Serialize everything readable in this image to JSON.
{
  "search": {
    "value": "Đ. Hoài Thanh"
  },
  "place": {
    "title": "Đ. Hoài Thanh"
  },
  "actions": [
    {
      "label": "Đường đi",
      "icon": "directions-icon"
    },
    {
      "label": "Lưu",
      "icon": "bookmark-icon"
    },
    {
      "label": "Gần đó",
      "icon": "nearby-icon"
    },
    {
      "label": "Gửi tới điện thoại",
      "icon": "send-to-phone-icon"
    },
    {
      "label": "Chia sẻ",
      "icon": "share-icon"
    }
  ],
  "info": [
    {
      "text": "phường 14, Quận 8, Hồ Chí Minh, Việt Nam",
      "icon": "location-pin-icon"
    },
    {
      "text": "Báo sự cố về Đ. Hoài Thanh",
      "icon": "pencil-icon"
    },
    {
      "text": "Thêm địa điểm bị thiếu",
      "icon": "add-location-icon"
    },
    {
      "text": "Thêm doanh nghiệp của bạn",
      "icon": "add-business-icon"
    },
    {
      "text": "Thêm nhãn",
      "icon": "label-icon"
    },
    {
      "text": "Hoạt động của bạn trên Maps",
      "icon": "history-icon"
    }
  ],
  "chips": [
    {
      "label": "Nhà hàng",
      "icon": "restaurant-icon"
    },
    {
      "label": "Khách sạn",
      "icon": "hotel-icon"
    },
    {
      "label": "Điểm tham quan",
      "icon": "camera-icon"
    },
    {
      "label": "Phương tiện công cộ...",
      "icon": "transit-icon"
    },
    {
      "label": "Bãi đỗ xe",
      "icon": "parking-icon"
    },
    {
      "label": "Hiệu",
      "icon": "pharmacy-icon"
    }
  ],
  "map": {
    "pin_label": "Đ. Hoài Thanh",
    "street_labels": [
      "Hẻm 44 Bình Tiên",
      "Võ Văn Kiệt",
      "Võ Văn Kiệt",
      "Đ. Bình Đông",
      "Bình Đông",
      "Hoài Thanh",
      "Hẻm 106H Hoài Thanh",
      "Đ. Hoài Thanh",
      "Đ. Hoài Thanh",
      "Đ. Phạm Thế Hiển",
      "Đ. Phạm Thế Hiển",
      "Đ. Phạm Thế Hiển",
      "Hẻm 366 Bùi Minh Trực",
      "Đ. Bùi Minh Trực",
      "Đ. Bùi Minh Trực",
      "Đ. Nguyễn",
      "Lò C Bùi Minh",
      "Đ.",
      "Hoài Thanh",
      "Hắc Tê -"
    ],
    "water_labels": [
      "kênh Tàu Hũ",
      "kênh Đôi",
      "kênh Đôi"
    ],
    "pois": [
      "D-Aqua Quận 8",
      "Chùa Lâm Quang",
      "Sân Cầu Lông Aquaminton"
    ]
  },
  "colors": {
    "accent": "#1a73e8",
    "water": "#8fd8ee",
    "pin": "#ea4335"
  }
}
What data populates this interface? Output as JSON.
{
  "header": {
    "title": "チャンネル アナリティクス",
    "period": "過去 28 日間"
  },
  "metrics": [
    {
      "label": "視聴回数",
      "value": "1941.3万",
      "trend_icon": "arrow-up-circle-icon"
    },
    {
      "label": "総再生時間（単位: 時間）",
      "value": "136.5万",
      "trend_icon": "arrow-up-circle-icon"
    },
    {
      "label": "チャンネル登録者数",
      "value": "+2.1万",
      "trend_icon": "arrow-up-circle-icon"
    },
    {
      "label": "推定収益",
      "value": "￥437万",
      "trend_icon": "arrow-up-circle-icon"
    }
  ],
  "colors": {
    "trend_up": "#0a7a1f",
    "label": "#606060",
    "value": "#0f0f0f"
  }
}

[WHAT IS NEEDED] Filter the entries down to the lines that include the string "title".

[OUTPUT OF THE EXERCISE]
    "title": "Đ. Hoài Thanh"
    "title": "チャンネル アナリティクス",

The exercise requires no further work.